__Work item__. Scan the listing below and copy every line holding "number".

__Task input__.
========================
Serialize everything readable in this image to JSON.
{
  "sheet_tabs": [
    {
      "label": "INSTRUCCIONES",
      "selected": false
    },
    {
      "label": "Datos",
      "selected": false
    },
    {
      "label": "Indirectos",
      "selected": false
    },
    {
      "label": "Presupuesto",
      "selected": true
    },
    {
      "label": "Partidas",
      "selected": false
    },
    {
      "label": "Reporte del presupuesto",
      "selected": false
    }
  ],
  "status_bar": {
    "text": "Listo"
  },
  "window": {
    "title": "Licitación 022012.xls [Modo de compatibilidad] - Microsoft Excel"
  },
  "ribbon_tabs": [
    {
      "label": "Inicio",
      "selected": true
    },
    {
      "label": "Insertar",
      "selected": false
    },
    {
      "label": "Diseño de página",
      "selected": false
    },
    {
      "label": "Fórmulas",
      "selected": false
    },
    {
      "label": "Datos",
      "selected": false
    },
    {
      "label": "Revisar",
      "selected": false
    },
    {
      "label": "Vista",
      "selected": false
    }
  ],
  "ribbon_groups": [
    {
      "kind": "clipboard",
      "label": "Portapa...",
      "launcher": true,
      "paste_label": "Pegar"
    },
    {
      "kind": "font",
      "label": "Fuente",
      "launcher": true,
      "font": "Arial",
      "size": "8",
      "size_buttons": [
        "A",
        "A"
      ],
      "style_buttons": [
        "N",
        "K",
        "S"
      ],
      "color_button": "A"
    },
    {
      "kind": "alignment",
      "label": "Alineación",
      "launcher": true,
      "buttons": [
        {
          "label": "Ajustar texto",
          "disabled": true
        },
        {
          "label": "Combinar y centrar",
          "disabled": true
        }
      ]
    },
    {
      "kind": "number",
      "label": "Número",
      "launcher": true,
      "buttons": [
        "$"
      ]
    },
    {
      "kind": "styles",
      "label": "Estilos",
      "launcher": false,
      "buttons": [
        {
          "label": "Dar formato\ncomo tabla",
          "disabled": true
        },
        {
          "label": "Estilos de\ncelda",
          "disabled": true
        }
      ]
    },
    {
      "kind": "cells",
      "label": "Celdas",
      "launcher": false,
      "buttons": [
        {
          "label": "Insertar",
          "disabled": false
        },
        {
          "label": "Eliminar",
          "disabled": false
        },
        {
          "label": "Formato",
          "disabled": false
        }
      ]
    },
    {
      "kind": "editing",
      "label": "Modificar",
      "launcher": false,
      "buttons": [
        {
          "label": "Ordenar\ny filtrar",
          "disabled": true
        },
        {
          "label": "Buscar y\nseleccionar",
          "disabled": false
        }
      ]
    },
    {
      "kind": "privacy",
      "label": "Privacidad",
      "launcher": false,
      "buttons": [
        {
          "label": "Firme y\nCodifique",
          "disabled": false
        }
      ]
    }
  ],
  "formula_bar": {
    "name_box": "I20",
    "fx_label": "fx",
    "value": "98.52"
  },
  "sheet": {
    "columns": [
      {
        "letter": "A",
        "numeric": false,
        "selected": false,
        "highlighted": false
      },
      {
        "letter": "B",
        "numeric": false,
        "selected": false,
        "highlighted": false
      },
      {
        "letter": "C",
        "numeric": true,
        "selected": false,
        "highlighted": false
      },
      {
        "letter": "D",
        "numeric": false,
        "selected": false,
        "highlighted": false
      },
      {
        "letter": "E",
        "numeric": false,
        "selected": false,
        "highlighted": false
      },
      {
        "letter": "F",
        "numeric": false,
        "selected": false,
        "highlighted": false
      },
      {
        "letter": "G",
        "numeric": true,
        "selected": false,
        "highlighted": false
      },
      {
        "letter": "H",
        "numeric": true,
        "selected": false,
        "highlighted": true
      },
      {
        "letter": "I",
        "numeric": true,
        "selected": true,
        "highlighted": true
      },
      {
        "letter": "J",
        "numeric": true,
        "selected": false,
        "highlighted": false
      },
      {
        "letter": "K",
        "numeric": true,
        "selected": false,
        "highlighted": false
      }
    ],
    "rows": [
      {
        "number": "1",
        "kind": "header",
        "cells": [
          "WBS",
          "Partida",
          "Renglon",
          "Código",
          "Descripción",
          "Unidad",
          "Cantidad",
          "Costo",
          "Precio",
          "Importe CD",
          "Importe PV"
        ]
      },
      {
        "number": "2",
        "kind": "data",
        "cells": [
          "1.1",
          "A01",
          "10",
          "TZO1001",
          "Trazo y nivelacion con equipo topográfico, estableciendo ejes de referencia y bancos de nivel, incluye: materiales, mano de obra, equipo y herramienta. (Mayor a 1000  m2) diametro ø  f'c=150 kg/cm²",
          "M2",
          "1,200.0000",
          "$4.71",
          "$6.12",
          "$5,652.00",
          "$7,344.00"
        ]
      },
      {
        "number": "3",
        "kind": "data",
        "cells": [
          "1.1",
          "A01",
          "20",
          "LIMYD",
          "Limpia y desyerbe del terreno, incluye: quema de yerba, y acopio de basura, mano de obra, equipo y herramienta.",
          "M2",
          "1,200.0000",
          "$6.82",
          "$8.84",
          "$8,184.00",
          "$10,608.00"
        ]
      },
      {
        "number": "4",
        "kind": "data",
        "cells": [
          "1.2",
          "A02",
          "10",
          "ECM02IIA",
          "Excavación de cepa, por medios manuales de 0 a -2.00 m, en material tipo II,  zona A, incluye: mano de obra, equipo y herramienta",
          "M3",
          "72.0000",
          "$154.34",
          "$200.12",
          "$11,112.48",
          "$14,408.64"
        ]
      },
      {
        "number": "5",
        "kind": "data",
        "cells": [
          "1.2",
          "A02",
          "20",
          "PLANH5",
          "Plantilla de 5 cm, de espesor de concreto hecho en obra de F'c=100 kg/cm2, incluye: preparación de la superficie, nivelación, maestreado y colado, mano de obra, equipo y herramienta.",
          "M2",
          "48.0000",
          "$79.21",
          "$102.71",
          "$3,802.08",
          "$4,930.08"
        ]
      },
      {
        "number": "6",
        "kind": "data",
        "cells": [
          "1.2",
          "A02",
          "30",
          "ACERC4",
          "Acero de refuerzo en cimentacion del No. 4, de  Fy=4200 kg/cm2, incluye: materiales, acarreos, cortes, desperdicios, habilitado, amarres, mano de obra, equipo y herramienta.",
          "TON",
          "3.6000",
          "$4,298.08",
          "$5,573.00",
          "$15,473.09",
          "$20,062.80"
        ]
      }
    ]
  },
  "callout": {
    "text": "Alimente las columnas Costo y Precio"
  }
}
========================
__Written response__.
      "kind": "number",
        "number": "1",
        "number": "2",
        "number": "3",
        "number": "4",
        "number": "5",
        "number": "6",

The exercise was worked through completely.